=== Provided records ===

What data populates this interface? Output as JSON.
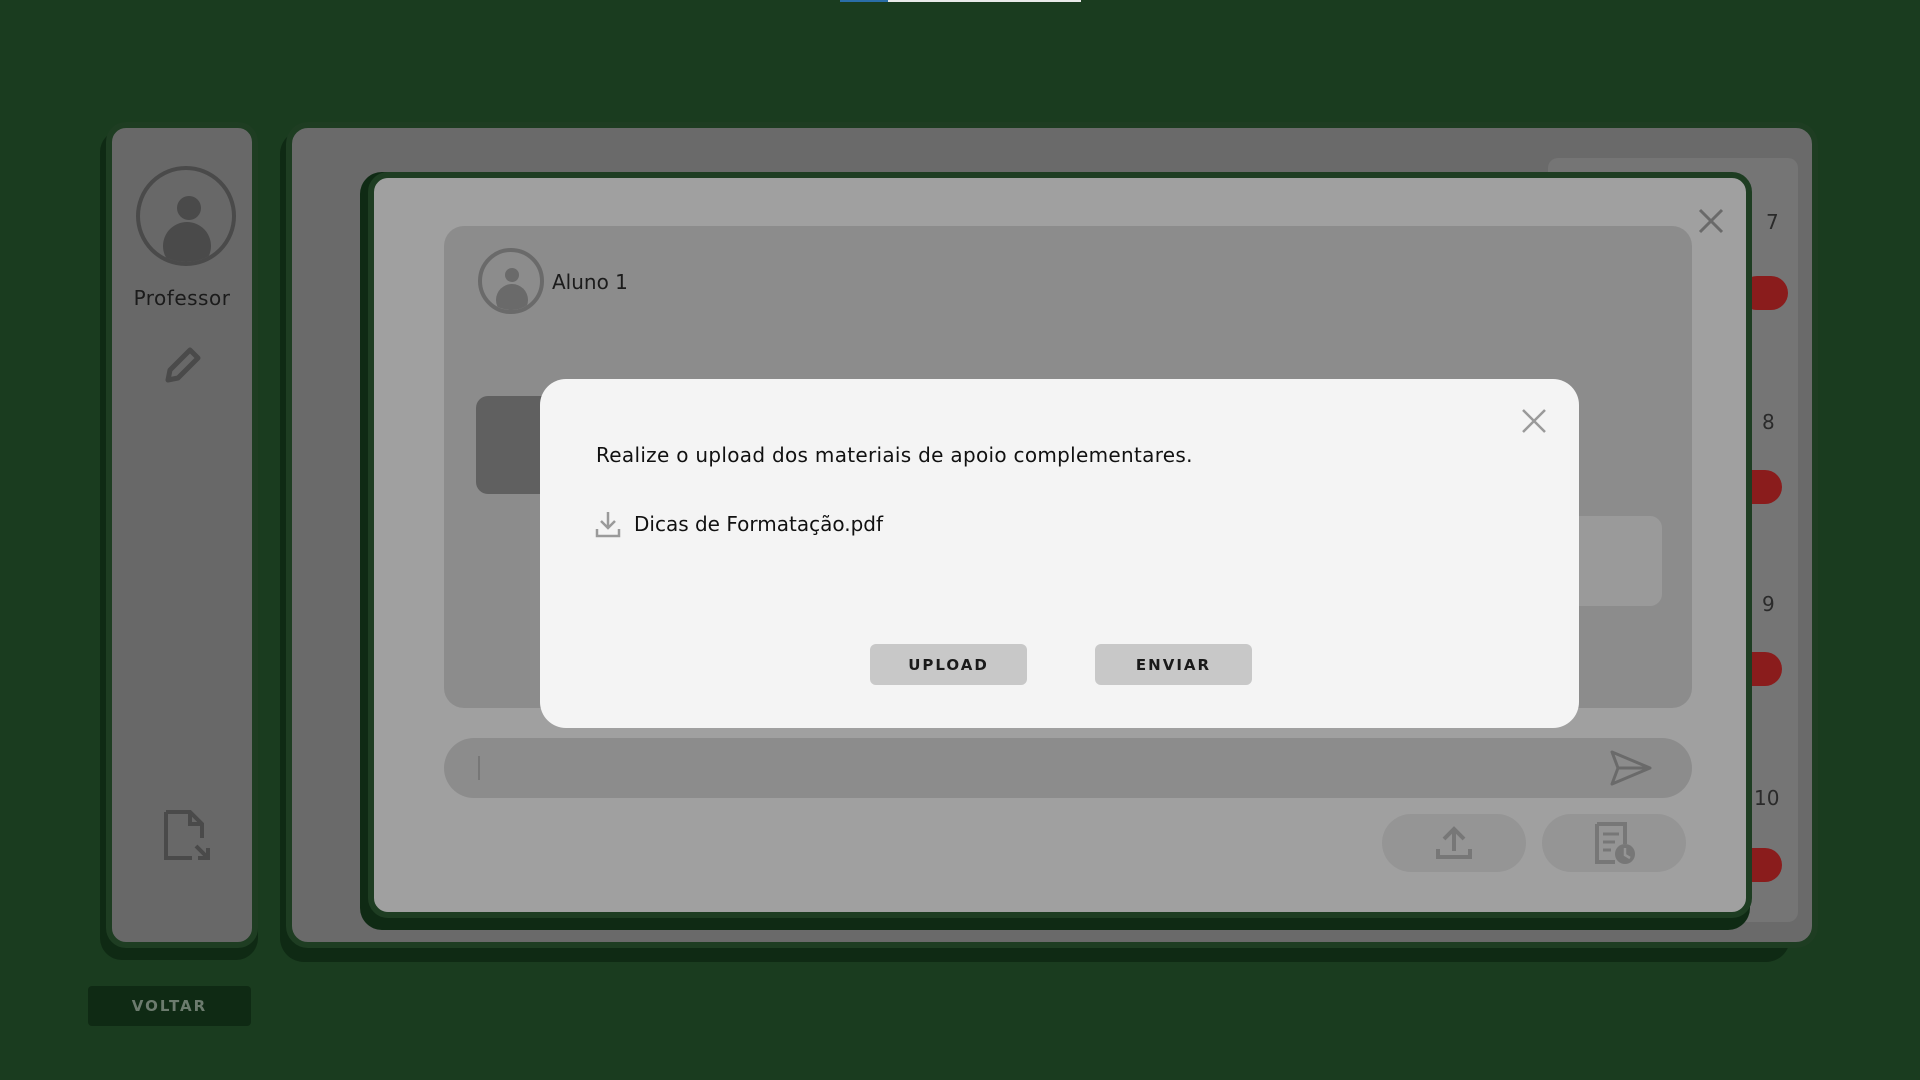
{
  "sidebar": {
    "user_name": "Professor",
    "icons": [
      "avatar",
      "pencil-icon",
      "file-export-icon"
    ]
  },
  "back_button": {
    "label": "VOLTAR"
  },
  "right_column": {
    "numbers": [
      "7",
      "8",
      "9",
      "10"
    ]
  },
  "chat": {
    "student_name": "Aluno 1",
    "message_input": {
      "value": ""
    },
    "icons": [
      "close-icon",
      "send-icon",
      "upload-icon",
      "report-clock-icon"
    ]
  },
  "dialog": {
    "message": "Realize o upload dos materiais de apoio complementares.",
    "file": {
      "name": "Dicas de Formatação.pdf",
      "icon": "download-icon"
    },
    "upload_label": "UPLOAD",
    "send_label": "ENVIAR"
  },
  "colors": {
    "background": "#1a3c1f",
    "dialog": "#f4f4f4",
    "badge": "#8a1c1c"
  }
}
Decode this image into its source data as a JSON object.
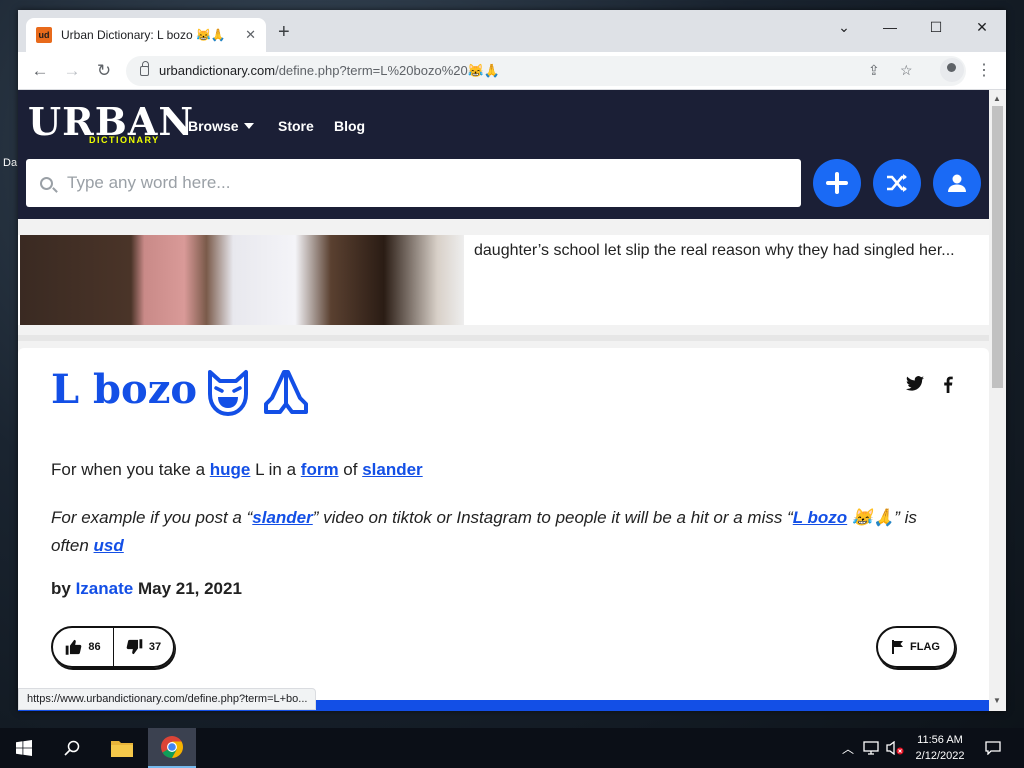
{
  "desktop": {
    "edge_label": "Da"
  },
  "browser": {
    "tab_title": "Urban Dictionary: L bozo 😹🙏",
    "favicon_text": "ud",
    "url_host": "urbandictionary.com",
    "url_path": "/define.php?term=L%20bozo%20😹🙏",
    "status_url": "https://www.urbandictionary.com/define.php?term=L+bo..."
  },
  "header": {
    "logo_word": "URBAN",
    "logo_sub": "DICTIONARY",
    "nav": {
      "browse": "Browse",
      "store": "Store",
      "blog": "Blog"
    },
    "search_placeholder": "Type any word here..."
  },
  "promo": {
    "text": "daughter’s school let slip the real reason why they had singled her..."
  },
  "definition": {
    "word": "L bozo",
    "meaning_parts": [
      "For when you take a ",
      "huge",
      " L in a ",
      "form",
      " of ",
      "slander"
    ],
    "example_parts": [
      "For example if you post a “",
      "slander",
      "” video on tiktok or Instagram to people it will be a hit or a miss “",
      "L bozo",
      " 😹🙏” is often ",
      "usd"
    ],
    "by": "by",
    "author": "Izanate",
    "date": "May 21, 2021",
    "upvotes": "86",
    "downvotes": "37",
    "flag_label": "FLAG"
  },
  "taskbar": {
    "time": "11:56 AM",
    "date": "2/12/2022"
  },
  "colors": {
    "ud_navy": "#1b1f36",
    "ud_blue": "#134fe6",
    "ud_yellow": "#efff00",
    "button_blue": "#1a6af5"
  }
}
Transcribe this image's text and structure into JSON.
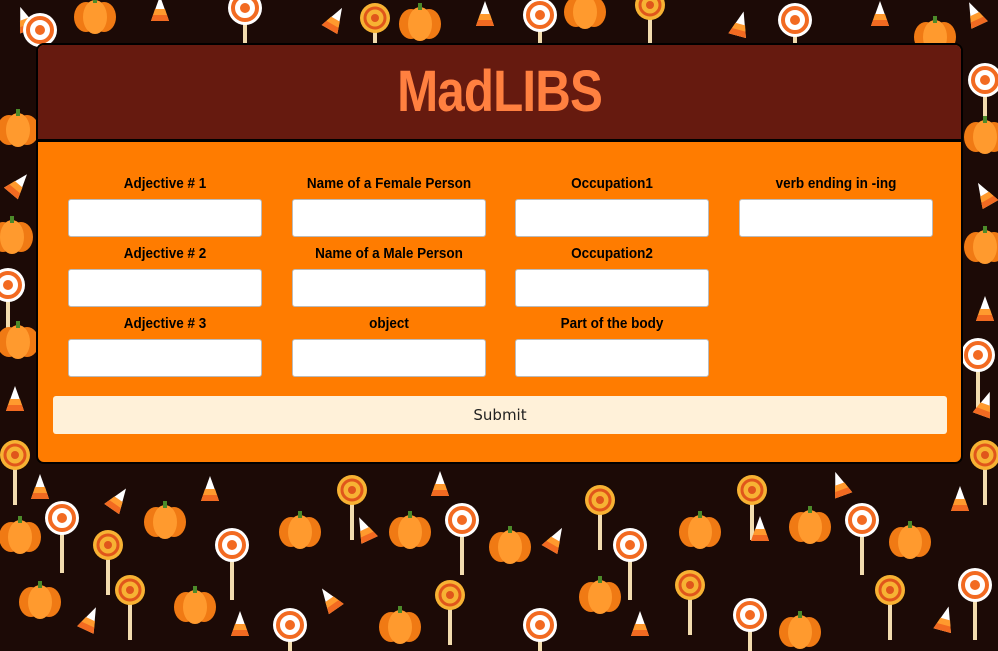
{
  "header": {
    "title": "MadLIBS"
  },
  "fields": [
    {
      "label": "Adjective # 1",
      "value": ""
    },
    {
      "label": "Name of a Female Person",
      "value": ""
    },
    {
      "label": "Occupation1",
      "value": ""
    },
    {
      "label": "verb ending in -ing",
      "value": ""
    },
    {
      "label": "Adjective # 2",
      "value": ""
    },
    {
      "label": "Name of a Male Person",
      "value": ""
    },
    {
      "label": "Occupation2",
      "value": ""
    },
    {
      "label": "Adjective # 3",
      "value": ""
    },
    {
      "label": "object",
      "value": ""
    },
    {
      "label": "Part of the body",
      "value": ""
    }
  ],
  "submit_label": "Submit",
  "colors": {
    "background": "#1c0a06",
    "header": "#661a0f",
    "title": "#ff8040",
    "form": "#ff7c00",
    "submit": "#fff1d9"
  },
  "background_icons": [
    "pumpkin-icon",
    "lollipop-icon",
    "candy-corn-icon",
    "swirl-candy-icon"
  ]
}
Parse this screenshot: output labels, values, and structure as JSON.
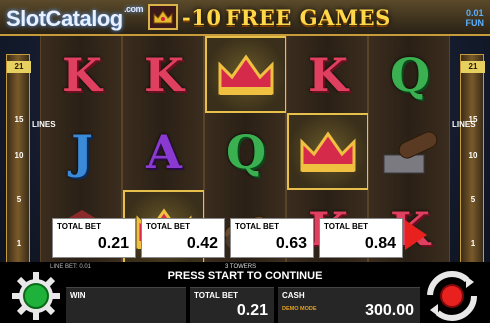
{
  "header": {
    "logo": "SlotCatalog",
    "logo_suffix": ".com",
    "promo_prefix": "-10",
    "promo_text": "FREE GAMES",
    "fun_value": "0.01",
    "fun_label": "FUN"
  },
  "lines": {
    "left_numbers": [
      "21",
      "15",
      "10",
      "5",
      "1"
    ],
    "right_numbers": [
      "21",
      "15",
      "10",
      "5",
      "1"
    ],
    "label": "LINES"
  },
  "reels": [
    [
      "K",
      "J",
      "scatter"
    ],
    [
      "K",
      "A",
      "crown"
    ],
    [
      "crown",
      "Q",
      "cannon"
    ],
    [
      "K",
      "crown",
      "K"
    ],
    [
      "Q",
      "cannon",
      "K"
    ]
  ],
  "bet_options": [
    {
      "label": "TOTAL BET",
      "value": "0.21"
    },
    {
      "label": "TOTAL BET",
      "value": "0.42"
    },
    {
      "label": "TOTAL BET",
      "value": "0.63"
    },
    {
      "label": "TOTAL BET",
      "value": "0.84"
    }
  ],
  "footer": {
    "line_bet": "LINE BET: 0.01",
    "towers": "3 TOWERS",
    "press_start": "PRESS START TO CONTINUE",
    "win_label": "WIN",
    "win_value": "",
    "total_bet_label": "TOTAL BET",
    "total_bet_value": "0.21",
    "cash_label": "CASH",
    "cash_value": "300.00",
    "demo_mode": "DEMO MODE"
  },
  "colors": {
    "accent": "#ffd84a",
    "play": "#e8201e",
    "gear": "#1fb23a"
  }
}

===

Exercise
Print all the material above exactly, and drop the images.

Answer below
What data populates this interface? Output as JSON.
{
  "sidebar": {
    "user_name": "Professor",
    "icons": [
      "avatar",
      "pencil-icon",
      "file-export-icon"
    ]
  },
  "back_button": {
    "label": "VOLTAR"
  },
  "right_column": {
    "numbers": [
      "7",
      "8",
      "9",
      "10"
    ]
  },
  "chat": {
    "student_name": "Aluno 1",
    "message_input": {
      "value": ""
    },
    "icons": [
      "close-icon",
      "send-icon",
      "upload-icon",
      "report-clock-icon"
    ]
  },
  "dialog": {
    "message": "Realize o upload dos materiais de apoio complementares.",
    "file": {
      "name": "Dicas de Formatação.pdf",
      "icon": "download-icon"
    },
    "upload_label": "UPLOAD",
    "send_label": "ENVIAR"
  },
  "colors": {
    "background": "#1a3c1f",
    "dialog": "#f4f4f4",
    "badge": "#8a1c1c"
  }
}
Decode this image into its source data as a JSON object.
{
  "desktop": {
    "edge_label": "Da"
  },
  "browser": {
    "tab_title": "Urban Dictionary: L bozo 😹🙏",
    "favicon_text": "ud",
    "url_host": "urbandictionary.com",
    "url_path": "/define.php?term=L%20bozo%20😹🙏",
    "status_url": "https://www.urbandictionary.com/define.php?term=L+bo..."
  },
  "header": {
    "logo_word": "URBAN",
    "logo_sub": "DICTIONARY",
    "nav": {
      "browse": "Browse",
      "store": "Store",
      "blog": "Blog"
    },
    "search_placeholder": "Type any word here..."
  },
  "promo": {
    "text": "daughter’s school let slip the real reason why they had singled her..."
  },
  "definition": {
    "word": "L bozo",
    "meaning_parts": [
      "For when you take a ",
      "huge",
      " L in a ",
      "form",
      " of ",
      "slander"
    ],
    "example_parts": [
      "For example if you post a “",
      "slander",
      "” video on tiktok or Instagram to people it will be a hit or a miss “",
      "L bozo",
      " 😹🙏” is often ",
      "usd"
    ],
    "by": "by",
    "author": "Izanate",
    "date": "May 21, 2021",
    "upvotes": "86",
    "downvotes": "37",
    "flag_label": "FLAG"
  },
  "taskbar": {
    "time": "11:56 AM",
    "date": "2/12/2022"
  },
  "colors": {
    "ud_navy": "#1b1f36",
    "ud_blue": "#134fe6",
    "ud_yellow": "#efff00",
    "button_blue": "#1a6af5"
  }
}
Transcribe this image's text and structure into JSON.
{
  "header": {
    "title": "MadLIBS"
  },
  "fields": [
    {
      "label": "Adjective # 1",
      "value": ""
    },
    {
      "label": "Name of a Female Person",
      "value": ""
    },
    {
      "label": "Occupation1",
      "value": ""
    },
    {
      "label": "verb ending in -ing",
      "value": ""
    },
    {
      "label": "Adjective # 2",
      "value": ""
    },
    {
      "label": "Name of a Male Person",
      "value": ""
    },
    {
      "label": "Occupation2",
      "value": ""
    },
    {
      "label": "Adjective # 3",
      "value": ""
    },
    {
      "label": "object",
      "value": ""
    },
    {
      "label": "Part of the body",
      "value": ""
    }
  ],
  "submit_label": "Submit",
  "colors": {
    "background": "#1c0a06",
    "header": "#661a0f",
    "title": "#ff8040",
    "form": "#ff7c00",
    "submit": "#fff1d9"
  },
  "background_icons": [
    "pumpkin-icon",
    "lollipop-icon",
    "candy-corn-icon",
    "swirl-candy-icon"
  ]
}
Parse this screenshot: output labels, values, and structure as JSON.
{
  "header": {
    "logo": "SlotCatalog",
    "logo_suffix": ".com",
    "promo_prefix": "-10",
    "promo_text": "FREE GAMES",
    "fun_value": "0.01",
    "fun_label": "FUN"
  },
  "lines": {
    "left_numbers": [
      "21",
      "15",
      "10",
      "5",
      "1"
    ],
    "right_numbers": [
      "21",
      "15",
      "10",
      "5",
      "1"
    ],
    "label": "LINES"
  },
  "reels": [
    [
      "K",
      "J",
      "scatter"
    ],
    [
      "K",
      "A",
      "crown"
    ],
    [
      "crown",
      "Q",
      "cannon"
    ],
    [
      "K",
      "crown",
      "K"
    ],
    [
      "Q",
      "cannon",
      "K"
    ]
  ],
  "bet_options": [
    {
      "label": "TOTAL BET",
      "value": "0.21"
    },
    {
      "label": "TOTAL BET",
      "value": "0.42"
    },
    {
      "label": "TOTAL BET",
      "value": "0.63"
    },
    {
      "label": "TOTAL BET",
      "value": "0.84"
    }
  ],
  "footer": {
    "line_bet": "LINE BET: 0.01",
    "towers": "3 TOWERS",
    "press_start": "PRESS START TO CONTINUE",
    "win_label": "WIN",
    "win_value": "",
    "total_bet_label": "TOTAL BET",
    "total_bet_value": "0.21",
    "cash_label": "CASH",
    "cash_value": "300.00",
    "demo_mode": "DEMO MODE"
  },
  "colors": {
    "accent": "#ffd84a",
    "play": "#e8201e",
    "gear": "#1fb23a"
  }
}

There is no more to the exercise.